Renaissance painter Masaccioreceived the first payment for the so-called “Pisa Altarpiece” on 19 February 1426. The last payment to Antonio di Biagio, the Sienese wood-carver in charge of the painting’s frame, is recorded on the same day: apparently, the wooden structure constructed by Antonio determined the composition designed by Masaccio. In a strange turn of fate, the frame has now completely disappeared, and the altarpiece’s various panels are scattered around European museums in Naples, London, and Berlin. Art historians have offered many possible reconstructions of the polyptych, without reaching an agreement on its original design.
The altarpiece was probably finished on 26 December 1426, date of the last known payment to Masaccio. Two days before, Andrea Giusto, Masaccio’s pupil or garzone, had also been paid for some work, a payment generally associated with the scenes of the life of St Julian and St Nicholas in the predella, the narrow rectangular panel at the bottom of the altarpiece. Another scene in the predella is the Adoration of the Magi, where the painter included a standing profile portrait of the painting’s patron, the Pisan notary Giuliano di Colino degli Scarsi da San Giusto, and his son. Giuliano commissioned the altarpiece for a purpose-built chapel in the church of Santa Maria del Carmine.
Reference: Hellmut Wohl, “Masaccio.” Grove Art Online. Oxford University Press, accessed February 18, 2016. http://www.oxfordartonline.com/subscriber/article/grove/art/T054828.
Crucifixion, c. 1426, Museo Nazionale di Capodimonte, Naples.
Madonna with Child and Angels, 1426, National Gallery, London.
Saint Jerome and a Carmelitan saint, 1426, Staatliche Museen, Berlin.

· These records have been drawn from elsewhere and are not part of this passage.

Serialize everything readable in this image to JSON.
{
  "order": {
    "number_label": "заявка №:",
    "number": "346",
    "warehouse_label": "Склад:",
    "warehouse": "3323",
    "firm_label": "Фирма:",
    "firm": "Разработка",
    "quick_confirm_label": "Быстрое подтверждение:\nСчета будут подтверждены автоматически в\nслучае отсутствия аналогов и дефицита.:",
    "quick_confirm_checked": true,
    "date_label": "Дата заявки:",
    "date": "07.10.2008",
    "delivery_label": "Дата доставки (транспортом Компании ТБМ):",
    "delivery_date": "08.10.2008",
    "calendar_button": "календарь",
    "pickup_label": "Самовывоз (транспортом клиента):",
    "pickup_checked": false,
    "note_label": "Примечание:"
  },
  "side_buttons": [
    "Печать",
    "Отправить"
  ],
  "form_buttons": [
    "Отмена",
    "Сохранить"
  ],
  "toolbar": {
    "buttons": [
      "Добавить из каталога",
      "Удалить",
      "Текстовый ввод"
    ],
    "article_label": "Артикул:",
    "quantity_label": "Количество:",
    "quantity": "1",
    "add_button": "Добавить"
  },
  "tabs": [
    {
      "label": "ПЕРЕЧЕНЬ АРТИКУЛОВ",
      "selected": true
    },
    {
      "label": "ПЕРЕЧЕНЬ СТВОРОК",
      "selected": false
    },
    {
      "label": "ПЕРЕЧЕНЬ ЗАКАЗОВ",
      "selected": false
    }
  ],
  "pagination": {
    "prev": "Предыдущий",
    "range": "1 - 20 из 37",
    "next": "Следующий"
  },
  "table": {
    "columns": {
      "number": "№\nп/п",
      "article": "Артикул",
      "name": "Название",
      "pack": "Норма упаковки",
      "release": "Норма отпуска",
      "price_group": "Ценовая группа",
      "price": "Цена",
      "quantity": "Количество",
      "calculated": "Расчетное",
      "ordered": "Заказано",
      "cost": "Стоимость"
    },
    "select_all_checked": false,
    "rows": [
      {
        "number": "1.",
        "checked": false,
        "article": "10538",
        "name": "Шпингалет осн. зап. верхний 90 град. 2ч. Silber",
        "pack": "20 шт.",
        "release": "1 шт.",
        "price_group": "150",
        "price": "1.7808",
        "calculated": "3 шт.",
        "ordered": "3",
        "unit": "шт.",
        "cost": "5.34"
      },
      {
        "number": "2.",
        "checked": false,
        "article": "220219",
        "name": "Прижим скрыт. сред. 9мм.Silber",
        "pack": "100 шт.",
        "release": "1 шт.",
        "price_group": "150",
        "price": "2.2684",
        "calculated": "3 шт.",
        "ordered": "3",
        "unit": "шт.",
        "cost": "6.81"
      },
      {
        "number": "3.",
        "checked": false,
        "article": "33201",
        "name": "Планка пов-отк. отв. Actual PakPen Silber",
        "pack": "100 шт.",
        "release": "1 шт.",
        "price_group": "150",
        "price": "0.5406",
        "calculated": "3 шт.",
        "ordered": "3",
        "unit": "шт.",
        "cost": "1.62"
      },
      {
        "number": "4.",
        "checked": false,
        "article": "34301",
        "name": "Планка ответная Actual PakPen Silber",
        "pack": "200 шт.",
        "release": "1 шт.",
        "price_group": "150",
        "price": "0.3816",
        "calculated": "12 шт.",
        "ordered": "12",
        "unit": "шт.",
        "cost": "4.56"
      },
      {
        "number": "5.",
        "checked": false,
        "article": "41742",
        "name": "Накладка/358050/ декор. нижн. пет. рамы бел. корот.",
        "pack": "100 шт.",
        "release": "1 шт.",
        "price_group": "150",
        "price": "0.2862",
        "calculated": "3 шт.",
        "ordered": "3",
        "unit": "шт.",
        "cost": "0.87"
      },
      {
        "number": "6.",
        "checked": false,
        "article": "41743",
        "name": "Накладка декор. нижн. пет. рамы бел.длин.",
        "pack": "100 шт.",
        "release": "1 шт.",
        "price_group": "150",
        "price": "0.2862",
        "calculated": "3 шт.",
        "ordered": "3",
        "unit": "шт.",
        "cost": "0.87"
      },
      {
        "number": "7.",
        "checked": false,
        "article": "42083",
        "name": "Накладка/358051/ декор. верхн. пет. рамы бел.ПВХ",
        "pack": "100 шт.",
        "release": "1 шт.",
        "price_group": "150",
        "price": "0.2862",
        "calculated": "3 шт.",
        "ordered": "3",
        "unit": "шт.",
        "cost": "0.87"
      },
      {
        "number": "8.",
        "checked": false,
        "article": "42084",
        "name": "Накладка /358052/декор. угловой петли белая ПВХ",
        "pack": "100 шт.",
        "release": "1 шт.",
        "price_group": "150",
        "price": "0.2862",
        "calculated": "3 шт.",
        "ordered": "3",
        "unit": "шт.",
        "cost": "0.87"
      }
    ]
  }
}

Predella panels: Adoration of the Magi, lives of St Julian and St Nicholas, Crucifixion of St Peter and Beheading of St John the Baptist, 1426, Staatliche Museen, Berlin.